Ouef Couture (Part II): Still Dressin' Eggs...comments (6) March 23rd, 2009
Projects do not always take one week to complete, creating them is not always a matter of simply following a set of instructions (1, 2, 3), and submissions are not always met with words of praise and encouragement: In brief, life is not a blog. The fact of the matter is projects take anywhere from one day (rarely) to three months to complete, creating them is often an exercise in inventing the solution first before executing it, and praise and encouragement, while sometimes present, are often overshadowed by a strange mix of self-doubt and drive.
When I'm working for a client, I understand these facts and I've learned to adjust my expectations accordingly; to be both more self-directed and self-encouraging. However, with projects I undertake for my own amusement, insecurities often rear their heads: Is it a good idea, will others "get" what I'm trying to do, how much time can I reasonably devote to "frivolous" things when client work (read: income-generating work) is on my desk awaiting my attention.
My Easter egg decorating post is a case in point. I've now spent two weeks crafting objects for this collection (in between my regular work) and at some point in the process of each egg I have found myself wondering, "Am I wasting time? What good is this? Will other people 'get' it?"
Then, mid-week, at around egg number 18, I realize that what I'm engaged in is less a matter of making an object and more a matter of investigating ideas; less a matter of work and more a matter of play. Of course, the argument could be made that these are a ridiculous waste of time, but I think a counter argument could also be made that in a very real sense, these objects are simply practice for bigger and better (and PAID) jobs I will likely undertake in the future. Because they have no client connected to them, it begs the question whether words like "success" or "failure" can even be applied. They are investigations only; examples of my mind and my hands working in concert to find new things to do with paper.
This realization, of course, gives new meaning to the whole enterprise and changes the dynamic from one where I'm taking time away from work to one where I'm actually making time to develop work for the future. From this vantage I can see how some designs I am working on for table decor are being played with in some of my egg forms. With my "Scotch Egg" design, the idea is flowing in the opposite direction: I feel I've learned something I will be able to apply to a packaging job I'm working on for a small company.
By taking a broader look at my client work and the projects I do here at CraftStylish.com, I can see now that they are really quite closely connected: The former can be thought of as a "manufacturing division," while the latter assumes the role of "Research and Development." Clearly, playing deserves attention as much as work does since playing leads to improvements in my work. Which ideas turn out to be good and useful ones and which don't is a question for another day. For now I think it's enough to have realized that I have a responsibility of sorts (to myself and my clients) to engage in discrete, regular, weekly periods of play, to follow the simple rule "be curious and explore," and to encourage myself as much as possible. This, of course, is the gist of what I do in this space on CraftStylish.

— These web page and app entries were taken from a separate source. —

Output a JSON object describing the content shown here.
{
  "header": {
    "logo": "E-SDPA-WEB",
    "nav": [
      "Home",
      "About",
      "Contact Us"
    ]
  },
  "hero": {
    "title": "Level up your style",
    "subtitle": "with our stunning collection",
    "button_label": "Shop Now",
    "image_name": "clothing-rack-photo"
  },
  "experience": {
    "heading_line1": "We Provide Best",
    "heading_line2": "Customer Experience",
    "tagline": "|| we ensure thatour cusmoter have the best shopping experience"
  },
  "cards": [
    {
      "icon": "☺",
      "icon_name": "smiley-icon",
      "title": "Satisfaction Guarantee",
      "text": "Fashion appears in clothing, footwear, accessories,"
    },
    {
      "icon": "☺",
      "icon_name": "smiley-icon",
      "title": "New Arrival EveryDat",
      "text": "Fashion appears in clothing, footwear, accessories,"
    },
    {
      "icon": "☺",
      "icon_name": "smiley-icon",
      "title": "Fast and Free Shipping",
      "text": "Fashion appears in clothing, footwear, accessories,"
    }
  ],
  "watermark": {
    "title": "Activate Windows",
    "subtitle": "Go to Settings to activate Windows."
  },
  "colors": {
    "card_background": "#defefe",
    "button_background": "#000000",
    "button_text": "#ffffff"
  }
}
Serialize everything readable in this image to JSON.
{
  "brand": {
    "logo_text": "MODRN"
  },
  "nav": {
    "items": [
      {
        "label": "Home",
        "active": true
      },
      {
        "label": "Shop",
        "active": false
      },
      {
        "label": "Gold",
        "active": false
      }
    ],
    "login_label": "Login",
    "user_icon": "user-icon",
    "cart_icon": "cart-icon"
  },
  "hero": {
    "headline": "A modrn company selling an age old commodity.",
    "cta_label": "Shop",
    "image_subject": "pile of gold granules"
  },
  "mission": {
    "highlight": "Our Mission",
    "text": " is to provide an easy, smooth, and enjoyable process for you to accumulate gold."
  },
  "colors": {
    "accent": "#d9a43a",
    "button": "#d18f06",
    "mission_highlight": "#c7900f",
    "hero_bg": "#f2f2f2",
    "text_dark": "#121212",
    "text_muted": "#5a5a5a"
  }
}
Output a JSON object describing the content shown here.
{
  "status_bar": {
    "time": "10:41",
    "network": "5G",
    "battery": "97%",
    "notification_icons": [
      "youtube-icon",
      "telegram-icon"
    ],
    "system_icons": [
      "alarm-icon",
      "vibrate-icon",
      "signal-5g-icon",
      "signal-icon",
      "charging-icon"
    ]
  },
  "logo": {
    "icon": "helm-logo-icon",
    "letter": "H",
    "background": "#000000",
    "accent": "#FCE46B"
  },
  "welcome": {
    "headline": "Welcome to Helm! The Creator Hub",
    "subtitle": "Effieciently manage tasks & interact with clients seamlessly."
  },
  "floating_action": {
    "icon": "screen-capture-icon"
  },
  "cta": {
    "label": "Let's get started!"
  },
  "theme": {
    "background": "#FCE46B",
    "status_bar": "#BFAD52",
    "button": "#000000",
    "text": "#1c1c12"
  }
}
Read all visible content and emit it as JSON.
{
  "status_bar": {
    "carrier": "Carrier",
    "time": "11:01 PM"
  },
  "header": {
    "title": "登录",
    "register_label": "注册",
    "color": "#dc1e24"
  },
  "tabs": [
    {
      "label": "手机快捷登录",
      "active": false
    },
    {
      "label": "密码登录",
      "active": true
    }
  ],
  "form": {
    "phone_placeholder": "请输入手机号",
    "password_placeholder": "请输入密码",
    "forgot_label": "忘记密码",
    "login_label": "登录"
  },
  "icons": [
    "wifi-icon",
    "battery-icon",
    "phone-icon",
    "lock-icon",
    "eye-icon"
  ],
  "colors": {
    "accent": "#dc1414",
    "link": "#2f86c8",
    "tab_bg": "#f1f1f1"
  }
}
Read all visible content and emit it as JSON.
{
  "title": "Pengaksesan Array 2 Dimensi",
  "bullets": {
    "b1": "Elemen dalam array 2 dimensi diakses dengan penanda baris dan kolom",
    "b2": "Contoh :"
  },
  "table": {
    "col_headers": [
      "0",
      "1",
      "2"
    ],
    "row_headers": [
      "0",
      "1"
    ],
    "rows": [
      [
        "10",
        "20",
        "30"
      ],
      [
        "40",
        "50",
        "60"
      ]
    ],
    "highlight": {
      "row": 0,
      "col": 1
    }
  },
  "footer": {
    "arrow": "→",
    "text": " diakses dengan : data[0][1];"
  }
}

It turns out that life is much like a blog after all!
(Check out part 1 of this post here.)
Note to readers on Twitter:
If you're a fan of Twitter and would like to read my Tweets, you're welcome to follow me at http://twitter.com/jeffrudell. You'll get a glimpse at how I fill my days (e.g., collecting cardboard from Wal-Mart dumpsters, exploring the attic archives of an antique wallpaper store in Chinatown, building a 6-foot-wide papier-mache sun for chic boutique). I also share links to online paper projects I think are extraordinary and pass along information on suppliers, vendors, and material resources as I find them. I hope to see you there.
P.S.: I'd also like to give a special shout out to hemidemisemiquaver for posting pictures of her own egg project on last week's blog. You were an inspiration to me and I'm grateful for your participation. You're the best!
My intention was to create some sort of Faberge-egg-on-a-pedestal but the finished object looks more like a cross between a lunar lander and a sea urchin.
A friend has already christened this "The Scotch Egg" for its resemblance to that delicious (and fattening) concoction. I love the tailored quality it has. Such a perfect fit, strong shape, and bold colors say "bespoke" to any hen in the know.
Last week's attempt at this sort of container used two different sheets of paper (in two different colors) but had to be fitted with struts to keep it in place. This 2.0 design enlists a swirl of purple strips to create a form-hugging nest that keeps this egg in place.
For this piece, I simply cut strips into a sheet of paper (6 inches x 9 inches), folded it over two eggs, and glued the ends in place. By strategically gluing the end strips partially closed, this forms a surprisingly secure little carrying case for this pair of kissing eggshells.
In this example, I simply created a small, square egg cup (albeit one with two rather extravagant wings jutting up from either side). A small packet of precut confetti layered across the surface made this seem so whimsical and lighter than air.
After you make this project, show off your work to other members!
Post your project in the gallery